Part of the International Meat Secretariat (IMS), the group gathers representatives from various levy boards and trade organisations from around the world to discuss the protein sector.
The brainchild of Laura Ryan of Meat Business Women and Ashley Gray of the World Butchers’ Challenge, the communications initiative seeks to improve dialogue within the meat industry on a global scale in order to share best practice information and insights.
Speaking to GlobalMeatNews, Gray discusses how the initiative came about and what it hopes to achieve.
“Laura and I first met through IMS when we both attended the World Meat Congress in Uruguay. We are both leading global meat projects (the World Butchers’ Challenge and Meat Business Women) and also have a background working for levy boards on either side of the globe – myself in New Zealand and Laura in the UK. About 18 months ago, we formed the idea of a global pro-active communications initiative and started conversations with industry universally.
Although the idea has been in the pipeline for some time, it was only when the coronavirus pandemic happened that things sped up due to necessity. The group now meets online on a weekly basis to discuss the industry.
“COVID-19 has allowed us to trial a concept with IMS at speed with the initial six weeks being funded by 18 trade/levy organisations across the world. The feedback has been extremely positive and commercial businesses as well as levy boards and trade associations have now joined us.
“Together we’ve been exploring this concept for quite some time and sometimes it’s difficult to quantify the power of an international network and how it can help individual countries. However, COVID-19 has allowed us to run the proof of concept. The pace of change across our sector has been matched by the pace of insight we collate, develop and share from right across the world bespoke to the meat sector.”
Gray explained why the industry needs to communicate in this manner.
“Having the macro view of what is happening globally will enable better decisions and stronger outcomes locally. The ethos behind this initiative is really – ‘many hands, make light work’. The more insight and knowledge we can capture, the stronger the outcomes.”
Although in action just over a month, Gray said the group has already paid massive dividends in terms of shared information and insight. “In the space of just four weeks, we’ve witnessed huge tangible benefits of shared insight within a pre-competitive space including how to pivot domestic marketing campaigns, what conversations we should be front-footing with the media and how what the new normal looks like in China for protein consumption.
Rebranding the meat industry
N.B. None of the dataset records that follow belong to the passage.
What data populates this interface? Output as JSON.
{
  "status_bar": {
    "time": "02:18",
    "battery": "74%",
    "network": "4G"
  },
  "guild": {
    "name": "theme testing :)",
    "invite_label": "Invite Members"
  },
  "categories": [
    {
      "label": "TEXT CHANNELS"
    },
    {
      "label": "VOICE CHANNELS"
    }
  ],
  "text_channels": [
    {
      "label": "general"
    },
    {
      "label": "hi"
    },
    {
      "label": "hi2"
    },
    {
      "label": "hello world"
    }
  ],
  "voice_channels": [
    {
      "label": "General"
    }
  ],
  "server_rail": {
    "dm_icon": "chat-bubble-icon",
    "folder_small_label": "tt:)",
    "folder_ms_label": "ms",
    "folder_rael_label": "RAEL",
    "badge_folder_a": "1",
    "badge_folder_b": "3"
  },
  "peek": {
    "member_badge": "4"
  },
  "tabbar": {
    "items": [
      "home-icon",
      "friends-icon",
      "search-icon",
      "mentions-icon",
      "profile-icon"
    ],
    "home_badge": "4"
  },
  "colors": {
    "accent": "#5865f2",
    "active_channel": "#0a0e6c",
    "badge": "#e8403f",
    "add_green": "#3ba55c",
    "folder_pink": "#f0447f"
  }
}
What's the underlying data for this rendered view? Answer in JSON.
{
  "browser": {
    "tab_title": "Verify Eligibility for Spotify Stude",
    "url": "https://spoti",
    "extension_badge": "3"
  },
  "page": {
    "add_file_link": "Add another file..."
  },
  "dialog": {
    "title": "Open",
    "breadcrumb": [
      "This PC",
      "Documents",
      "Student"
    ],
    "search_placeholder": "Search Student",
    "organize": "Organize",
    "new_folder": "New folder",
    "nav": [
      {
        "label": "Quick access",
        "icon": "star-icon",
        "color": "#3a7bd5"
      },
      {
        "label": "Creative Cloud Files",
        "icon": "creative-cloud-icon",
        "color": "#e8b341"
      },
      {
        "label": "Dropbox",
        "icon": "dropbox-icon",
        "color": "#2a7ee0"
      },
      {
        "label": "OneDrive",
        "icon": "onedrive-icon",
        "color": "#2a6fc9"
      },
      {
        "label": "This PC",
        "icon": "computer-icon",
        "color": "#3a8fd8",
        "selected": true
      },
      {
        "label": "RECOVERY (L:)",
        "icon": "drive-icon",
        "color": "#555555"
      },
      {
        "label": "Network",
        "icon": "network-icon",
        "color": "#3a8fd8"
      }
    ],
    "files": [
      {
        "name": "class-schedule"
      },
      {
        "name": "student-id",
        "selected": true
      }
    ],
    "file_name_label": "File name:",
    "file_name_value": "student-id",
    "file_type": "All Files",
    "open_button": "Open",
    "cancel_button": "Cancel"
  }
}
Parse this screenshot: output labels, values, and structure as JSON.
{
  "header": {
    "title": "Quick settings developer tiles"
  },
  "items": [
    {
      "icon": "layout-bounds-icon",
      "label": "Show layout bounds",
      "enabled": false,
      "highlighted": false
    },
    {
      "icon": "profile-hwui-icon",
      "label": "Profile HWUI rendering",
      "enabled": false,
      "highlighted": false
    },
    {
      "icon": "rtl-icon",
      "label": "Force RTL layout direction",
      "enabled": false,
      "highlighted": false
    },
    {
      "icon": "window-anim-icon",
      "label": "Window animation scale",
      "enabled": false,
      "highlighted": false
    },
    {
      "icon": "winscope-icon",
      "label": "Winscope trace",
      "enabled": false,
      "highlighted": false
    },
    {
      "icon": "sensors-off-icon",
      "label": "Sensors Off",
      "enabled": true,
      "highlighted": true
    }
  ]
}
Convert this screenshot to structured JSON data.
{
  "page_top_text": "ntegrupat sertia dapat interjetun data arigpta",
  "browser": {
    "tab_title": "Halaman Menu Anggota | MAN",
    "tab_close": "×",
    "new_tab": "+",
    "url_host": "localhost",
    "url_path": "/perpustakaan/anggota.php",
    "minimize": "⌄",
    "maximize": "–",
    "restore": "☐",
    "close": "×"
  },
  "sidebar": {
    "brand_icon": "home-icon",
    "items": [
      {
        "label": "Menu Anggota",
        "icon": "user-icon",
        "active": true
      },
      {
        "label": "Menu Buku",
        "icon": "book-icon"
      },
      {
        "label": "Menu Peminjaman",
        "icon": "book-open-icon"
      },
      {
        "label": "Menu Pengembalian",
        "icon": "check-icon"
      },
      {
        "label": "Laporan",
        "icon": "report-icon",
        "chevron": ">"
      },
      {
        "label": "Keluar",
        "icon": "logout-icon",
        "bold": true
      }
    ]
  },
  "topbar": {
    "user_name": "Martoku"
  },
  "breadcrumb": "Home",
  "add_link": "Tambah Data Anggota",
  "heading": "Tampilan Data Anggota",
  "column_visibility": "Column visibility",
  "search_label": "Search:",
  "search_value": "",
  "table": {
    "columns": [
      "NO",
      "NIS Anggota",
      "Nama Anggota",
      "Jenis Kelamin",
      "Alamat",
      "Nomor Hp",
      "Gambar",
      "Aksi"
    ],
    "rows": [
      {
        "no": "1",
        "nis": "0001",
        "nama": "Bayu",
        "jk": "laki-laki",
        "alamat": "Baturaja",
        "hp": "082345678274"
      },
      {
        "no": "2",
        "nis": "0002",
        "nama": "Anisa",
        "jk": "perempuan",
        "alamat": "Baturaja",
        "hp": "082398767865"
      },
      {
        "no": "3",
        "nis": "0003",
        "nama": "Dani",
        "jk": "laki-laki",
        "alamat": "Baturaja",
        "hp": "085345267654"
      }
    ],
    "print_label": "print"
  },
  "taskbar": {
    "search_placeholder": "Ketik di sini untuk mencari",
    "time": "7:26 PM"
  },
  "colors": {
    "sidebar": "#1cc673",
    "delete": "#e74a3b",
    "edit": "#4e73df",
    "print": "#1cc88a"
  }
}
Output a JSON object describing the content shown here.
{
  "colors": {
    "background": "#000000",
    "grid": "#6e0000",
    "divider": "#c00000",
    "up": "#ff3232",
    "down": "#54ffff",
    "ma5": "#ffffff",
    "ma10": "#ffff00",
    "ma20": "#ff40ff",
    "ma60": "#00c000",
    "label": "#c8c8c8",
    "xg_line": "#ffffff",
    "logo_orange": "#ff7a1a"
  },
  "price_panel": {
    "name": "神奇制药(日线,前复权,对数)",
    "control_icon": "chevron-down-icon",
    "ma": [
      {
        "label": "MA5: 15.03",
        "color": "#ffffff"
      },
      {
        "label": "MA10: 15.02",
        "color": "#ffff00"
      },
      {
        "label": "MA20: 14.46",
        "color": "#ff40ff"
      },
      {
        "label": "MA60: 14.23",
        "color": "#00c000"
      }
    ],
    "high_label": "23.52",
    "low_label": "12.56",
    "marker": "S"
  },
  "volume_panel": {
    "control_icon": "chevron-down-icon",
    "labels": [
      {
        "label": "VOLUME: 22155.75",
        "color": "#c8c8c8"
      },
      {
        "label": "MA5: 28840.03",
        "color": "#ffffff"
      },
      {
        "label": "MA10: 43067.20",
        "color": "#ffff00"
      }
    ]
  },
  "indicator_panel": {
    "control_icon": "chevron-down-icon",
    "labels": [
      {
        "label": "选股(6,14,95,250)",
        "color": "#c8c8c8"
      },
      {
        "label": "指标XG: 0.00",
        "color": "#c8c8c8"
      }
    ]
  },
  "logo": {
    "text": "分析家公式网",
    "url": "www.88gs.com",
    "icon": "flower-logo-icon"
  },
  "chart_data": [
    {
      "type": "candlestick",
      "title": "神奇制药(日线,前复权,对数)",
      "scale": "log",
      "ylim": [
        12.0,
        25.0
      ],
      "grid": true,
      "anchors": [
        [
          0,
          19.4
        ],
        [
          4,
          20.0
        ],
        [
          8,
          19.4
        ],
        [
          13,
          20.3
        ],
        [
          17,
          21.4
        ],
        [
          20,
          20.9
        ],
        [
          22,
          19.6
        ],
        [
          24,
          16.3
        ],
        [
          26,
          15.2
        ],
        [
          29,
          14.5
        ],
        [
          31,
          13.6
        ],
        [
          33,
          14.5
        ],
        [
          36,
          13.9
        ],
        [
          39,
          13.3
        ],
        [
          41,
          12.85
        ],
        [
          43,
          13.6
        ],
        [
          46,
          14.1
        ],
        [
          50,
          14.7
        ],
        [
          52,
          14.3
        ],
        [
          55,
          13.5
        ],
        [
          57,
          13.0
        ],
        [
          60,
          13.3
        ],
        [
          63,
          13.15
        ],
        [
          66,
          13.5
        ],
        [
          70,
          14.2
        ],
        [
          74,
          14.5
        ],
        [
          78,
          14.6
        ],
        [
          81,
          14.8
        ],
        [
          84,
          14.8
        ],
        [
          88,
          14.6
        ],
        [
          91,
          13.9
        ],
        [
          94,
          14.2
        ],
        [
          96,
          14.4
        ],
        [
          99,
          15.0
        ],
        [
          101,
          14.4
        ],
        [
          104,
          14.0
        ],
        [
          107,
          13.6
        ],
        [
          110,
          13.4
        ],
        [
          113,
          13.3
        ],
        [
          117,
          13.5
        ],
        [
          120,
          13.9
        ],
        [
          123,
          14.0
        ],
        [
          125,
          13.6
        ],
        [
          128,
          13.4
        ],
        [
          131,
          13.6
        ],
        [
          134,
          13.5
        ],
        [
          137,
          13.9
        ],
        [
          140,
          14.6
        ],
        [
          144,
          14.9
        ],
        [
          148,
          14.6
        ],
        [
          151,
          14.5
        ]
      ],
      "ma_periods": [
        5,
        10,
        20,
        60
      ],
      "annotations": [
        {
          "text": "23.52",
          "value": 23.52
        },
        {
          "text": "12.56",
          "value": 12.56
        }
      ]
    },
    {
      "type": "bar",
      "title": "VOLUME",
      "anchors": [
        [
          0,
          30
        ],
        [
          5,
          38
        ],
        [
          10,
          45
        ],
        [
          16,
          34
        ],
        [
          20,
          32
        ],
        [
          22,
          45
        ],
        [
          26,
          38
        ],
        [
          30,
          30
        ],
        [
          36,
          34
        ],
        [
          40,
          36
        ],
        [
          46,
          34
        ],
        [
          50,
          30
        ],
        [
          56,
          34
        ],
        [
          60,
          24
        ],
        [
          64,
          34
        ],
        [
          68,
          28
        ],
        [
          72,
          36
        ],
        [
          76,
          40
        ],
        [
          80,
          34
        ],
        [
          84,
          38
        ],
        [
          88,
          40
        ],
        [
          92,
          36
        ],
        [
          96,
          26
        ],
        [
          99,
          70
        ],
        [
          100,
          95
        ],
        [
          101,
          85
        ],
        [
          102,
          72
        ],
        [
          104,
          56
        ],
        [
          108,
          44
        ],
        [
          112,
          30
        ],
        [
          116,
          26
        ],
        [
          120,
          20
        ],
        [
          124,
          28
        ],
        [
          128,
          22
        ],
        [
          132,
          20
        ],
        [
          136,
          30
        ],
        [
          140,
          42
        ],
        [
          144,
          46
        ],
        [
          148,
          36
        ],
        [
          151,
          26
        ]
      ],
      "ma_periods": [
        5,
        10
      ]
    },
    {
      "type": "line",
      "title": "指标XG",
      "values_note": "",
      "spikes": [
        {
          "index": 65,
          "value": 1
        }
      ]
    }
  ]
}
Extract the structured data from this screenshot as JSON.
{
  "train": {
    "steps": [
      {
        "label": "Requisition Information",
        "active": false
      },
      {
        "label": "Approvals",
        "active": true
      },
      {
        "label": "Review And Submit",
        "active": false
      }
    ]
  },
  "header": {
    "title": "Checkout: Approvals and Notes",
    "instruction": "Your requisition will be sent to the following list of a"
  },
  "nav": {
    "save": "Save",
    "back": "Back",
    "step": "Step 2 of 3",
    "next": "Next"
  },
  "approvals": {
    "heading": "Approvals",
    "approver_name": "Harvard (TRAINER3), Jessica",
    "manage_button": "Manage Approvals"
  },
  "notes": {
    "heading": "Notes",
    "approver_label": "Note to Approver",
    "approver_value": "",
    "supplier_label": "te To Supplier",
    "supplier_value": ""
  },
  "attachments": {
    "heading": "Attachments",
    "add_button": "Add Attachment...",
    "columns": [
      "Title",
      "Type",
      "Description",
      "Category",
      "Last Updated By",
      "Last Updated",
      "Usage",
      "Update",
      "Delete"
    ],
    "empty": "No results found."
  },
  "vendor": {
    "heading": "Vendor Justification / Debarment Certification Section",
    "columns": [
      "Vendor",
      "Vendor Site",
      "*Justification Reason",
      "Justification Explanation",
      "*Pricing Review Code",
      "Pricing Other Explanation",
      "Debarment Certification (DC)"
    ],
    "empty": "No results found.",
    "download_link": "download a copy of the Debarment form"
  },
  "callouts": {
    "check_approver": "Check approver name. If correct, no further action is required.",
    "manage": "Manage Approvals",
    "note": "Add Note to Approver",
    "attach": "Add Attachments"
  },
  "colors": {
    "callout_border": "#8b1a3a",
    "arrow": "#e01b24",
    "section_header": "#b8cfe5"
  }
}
As well as the immediate impact of the coronavirus on the meat industry, the group also looks at “Long-term, and COVID 19 aside, as consumer behaviour evolves globally there’s an increased focus on sustainability, animal welfare and human health related to livestock production and consumption. Producers and processors of meat are operating in an increasingly hostile environment with the constant stream of negative messages about meat consumption. Standalone domestic campaigns focus on local production methods and their sustainability criteria and aim to give consumers permission to eat meat, highlighting the benefits of balanced consumption. But there is not a single global approach.
“We believe we can build on the global connectivity we’ve achieved so far and deliver an inter-industry communication service which would share best practice internationally. Not only to support organisations individually but equally help to shift consumer perceptions and trust in our sector universally – a chance to ‘rebrand’ the meat industry.”
Gray adds that anyone involved in the meat industry can have their voice heard through the initiative.
“Any organisation working in the meat industry is welcome to join the conversation as we scope out the future of this initiative, we’re openly looking towards the group to help steer us in the right direction.”